Many Japanese video games based on Jinsei Game are either one-to-one adaptations or variants that might only focus on one particular stage of a person's life - highschool, for example - or one particular aspect of a person's life - their lovelife or their careers - or have the player live through a historical period, or perhaps even a high fantasy or sci-fi setting. The throughline is that they track income or "happiness" as the victory condition, and that the boards usually have a cyclical format where each rotation of the board will progress time and perhaps modify the layout and/or event squares. They usually don't allow you to acquire and develop property however, setting themselves apart from the Fortune Street variants above.
As for versions of this variant that are available in English, there's a post-game bonus mode in the third Danganronpa game (Danganronpa V3: Killing Harmony) that - like previous post-game bonus modes - reimagines the world of Danganronpa as a normal highschool experience rather than the subversive bloodbaths that are the game's bread and butter. In this mode, the goal is to graduate from Hope's Peak Academy by building stats, fighting Monokuma-themed enemies, and befriending the other students (which also included characters from the first two Danganronpa games). It's far more elaborate than you'd expect from a bonus mode, though also a lot more grindy and luck-based: not entirely unexpected of Danganronpa developers Spike Chunsoft, who are also the developers of the grindy and luck-based Mystery Dungeon roguelike franchise.
You probably knew this was coming. For western gamers, the luck-based dice and board video game that immediately comes to mind - perhaps vividly like a sudden PTSD flashback - are Hudson's Mario Party series. Yes, these things are all based on Sugoroku as well: its one significant deviation from the norm being the mini-game interludes between each round which pits players against each other in games of skill and chance.
Using Sugoroku as a delivery model for mini-games proved to be as compelling a video game-specific format for the venerable board game as any other, and it might not surprise you to learn that games of this sort have been kicking (Jeff) around much longer than Mario Party itself. Mario Party certainly kicked off a wave of similar formatted games with other mascot characters - Sonic Shuffle, Animal Crossing: Amiibo Festival, and Wii Party come to mind (though not Crash Bash since it doesn't use a board and dice) - but as the below list attests there's been experiments with this format since the early '90s.

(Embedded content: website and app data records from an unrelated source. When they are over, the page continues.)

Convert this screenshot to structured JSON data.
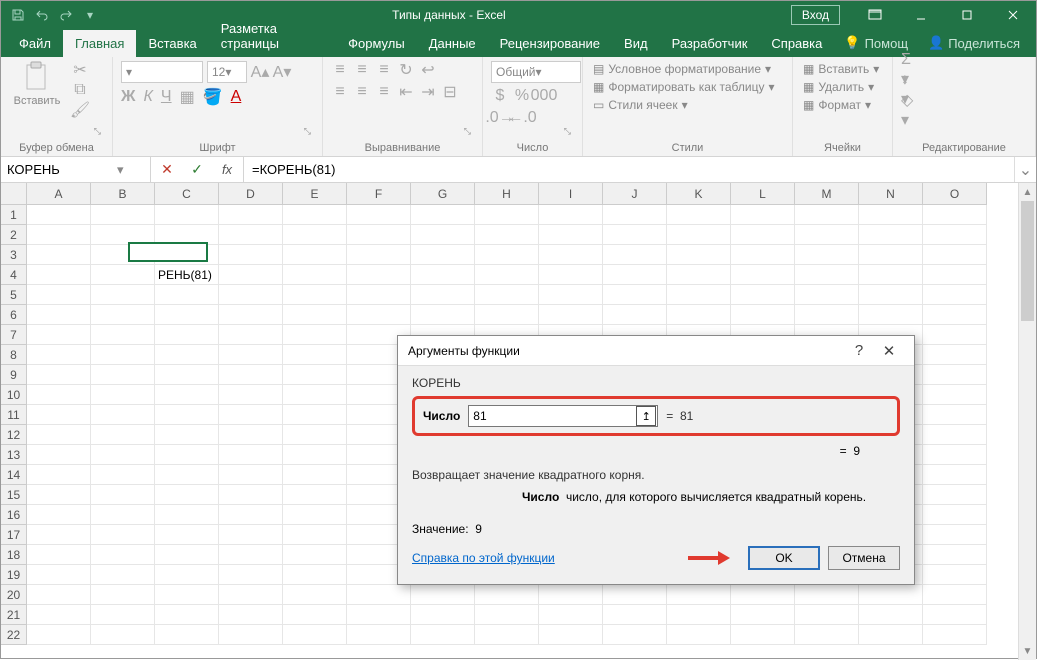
{
  "titlebar": {
    "title": "Типы данных  -  Excel",
    "login": "Вход"
  },
  "tabs": {
    "file": "Файл",
    "home": "Главная",
    "insert": "Вставка",
    "layout": "Разметка страницы",
    "formulas": "Формулы",
    "data": "Данные",
    "review": "Рецензирование",
    "view": "Вид",
    "developer": "Разработчик",
    "help": "Справка",
    "tellme": "Помощ",
    "share": "Поделиться"
  },
  "ribbon": {
    "clipboard": {
      "label": "Буфер обмена",
      "paste": "Вставить"
    },
    "font": {
      "label": "Шрифт",
      "size": "12",
      "bold": "Ж",
      "italic": "К",
      "underline": "Ч"
    },
    "align": {
      "label": "Выравнивание"
    },
    "number": {
      "label": "Число",
      "format": "Общий"
    },
    "styles": {
      "label": "Стили",
      "cond": "Условное форматирование",
      "table": "Форматировать как таблицу",
      "cell": "Стили ячеек"
    },
    "cells": {
      "label": "Ячейки",
      "insert": "Вставить",
      "delete": "Удалить",
      "format": "Формат"
    },
    "editing": {
      "label": "Редактирование"
    }
  },
  "formula_bar": {
    "name_box": "КОРЕНЬ",
    "formula": "=КОРЕНЬ(81)"
  },
  "columns": [
    "A",
    "B",
    "C",
    "D",
    "E",
    "F",
    "G",
    "H",
    "I",
    "J",
    "K",
    "L",
    "M",
    "N",
    "O"
  ],
  "active_cell": {
    "col": 2,
    "row": 3,
    "display": "РЕНЬ(81)"
  },
  "dialog": {
    "title": "Аргументы функции",
    "fn": "КОРЕНЬ",
    "arg_label": "Число",
    "arg_value": "81",
    "arg_eval": "81",
    "result_preview": "9",
    "desc": "Возвращает значение квадратного корня.",
    "arg_name": "Число",
    "arg_desc": "число, для которого вычисляется квадратный корень.",
    "value_label": "Значение:",
    "value": "9",
    "help": "Справка по этой функции",
    "ok": "OK",
    "cancel": "Отмена",
    "help_icon": "?",
    "close_icon": "✕",
    "eq": "="
  }
}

I mentioned Judgment has a Sugoroku mode, which takes place in a VR game-within-a-game, and while it's closer to Mario Party than any other variant due to the mini-games you perform on certain spaces - the lockpicking mini-game or a fight with specific rules, for example - it's distinct for being a solo experience. The goal is to reach the end of the course within a limited number of dice rolls, though you can increase your stock of rolls by completing those aforementioned fights as well as by purchasing related skill tree upgrades. It's one of the more potentially lucrative side-activities in Judgment, though opportunities to play are a little limited due to a "play pass" system: finding these passes out in the wild is a relatively uncommon occurrence.

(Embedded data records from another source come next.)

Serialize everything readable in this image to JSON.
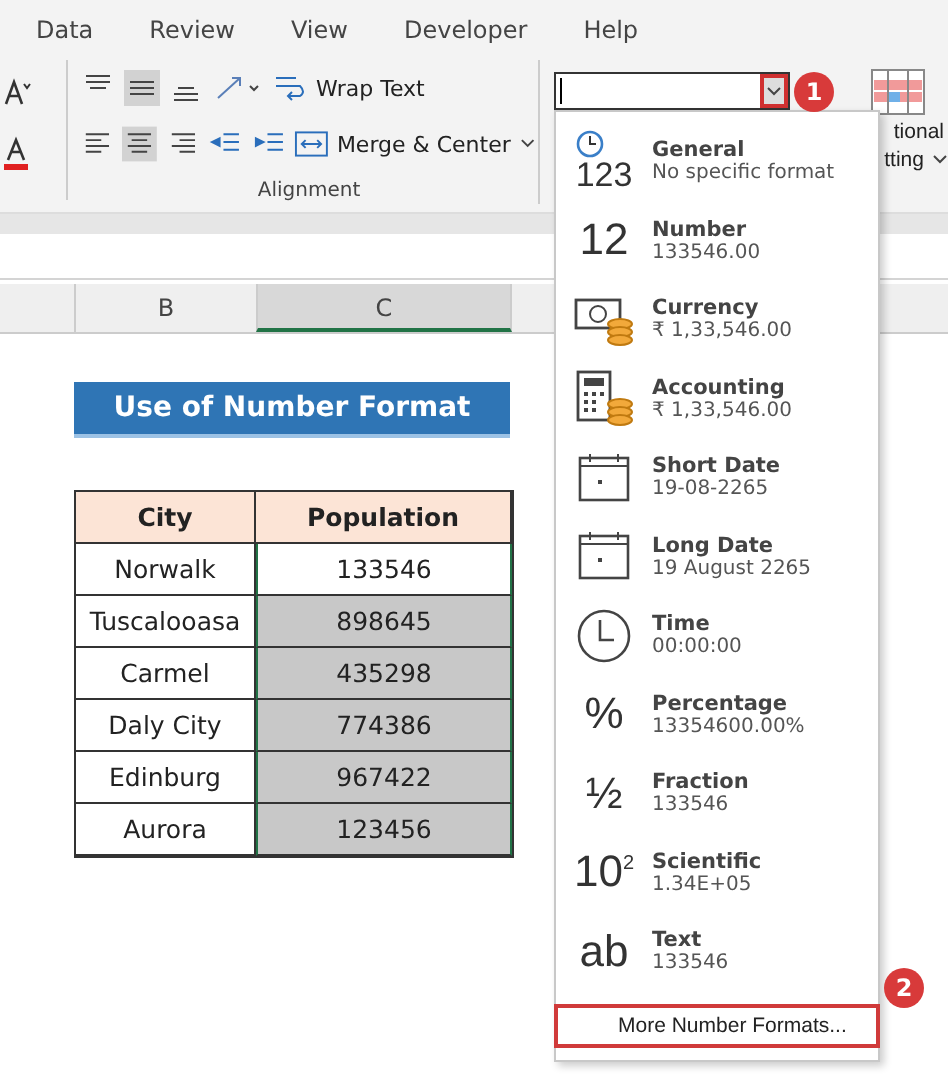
{
  "ribbon": {
    "tabs": [
      {
        "label": "Data",
        "selected": false
      },
      {
        "label": "Review",
        "selected": false
      },
      {
        "label": "View",
        "selected": false
      },
      {
        "label": "Developer",
        "selected": false
      },
      {
        "label": "Help",
        "selected": false
      }
    ],
    "alignment": {
      "wrap_text": "Wrap Text",
      "merge_center": "Merge & Center",
      "group_label": "Alignment"
    },
    "conditional_formatting": {
      "line_1": "tional",
      "line_2": "tting"
    }
  },
  "columns": [
    {
      "label": "B",
      "selected": false
    },
    {
      "label": "C",
      "selected": true
    }
  ],
  "sheet": {
    "title": "Use of Number Format",
    "headers": [
      "City",
      "Population"
    ],
    "rows": [
      {
        "city": "Norwalk",
        "population": "133546",
        "selected": false
      },
      {
        "city": "Tuscalooasa",
        "population": "898645",
        "selected": true
      },
      {
        "city": "Carmel",
        "population": "435298",
        "selected": true
      },
      {
        "city": "Daly City",
        "population": "774386",
        "selected": true
      },
      {
        "city": "Edinburg",
        "population": "967422",
        "selected": true
      },
      {
        "city": "Aurora",
        "population": "123456",
        "selected": true
      }
    ]
  },
  "format_dropdown": {
    "badge": "1",
    "items": [
      {
        "kind": "general",
        "glyph": "123",
        "name": "General",
        "example": "No specific format"
      },
      {
        "kind": "glyph",
        "glyph": "12",
        "name": "Number",
        "example": "133546.00"
      },
      {
        "kind": "currency",
        "name": "Currency",
        "example": "₹ 1,33,546.00"
      },
      {
        "kind": "accounting",
        "name": "Accounting",
        "example": "₹ 1,33,546.00"
      },
      {
        "kind": "calendar",
        "name": "Short Date",
        "example": "19-08-2265"
      },
      {
        "kind": "calendar",
        "name": "Long Date",
        "example": "19 August 2265"
      },
      {
        "kind": "clock",
        "name": "Time",
        "example": "00:00:00"
      },
      {
        "kind": "glyph",
        "glyph": "%",
        "name": "Percentage",
        "example": "13354600.00%"
      },
      {
        "kind": "glyph",
        "glyph": "½",
        "name": "Fraction",
        "example": "133546"
      },
      {
        "kind": "scientific",
        "glyph": "10",
        "sup": "2",
        "name": "Scientific",
        "example": "1.34E+05"
      },
      {
        "kind": "glyph",
        "glyph": "ab",
        "name": "Text",
        "example": "133546"
      }
    ],
    "more": "More Number Formats...",
    "more_badge": "2"
  }
}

Mario Party's other significant departure from Sugoroku is that someone usually wins Sugoroku, as opposed to nobody.
And now, a list of Sugoroku-based games I've encountered while working on the wiki. I've included their systems, their variant type, and their associated licensed properties where applicable. This might give you some impression of Sugoroku's popularity.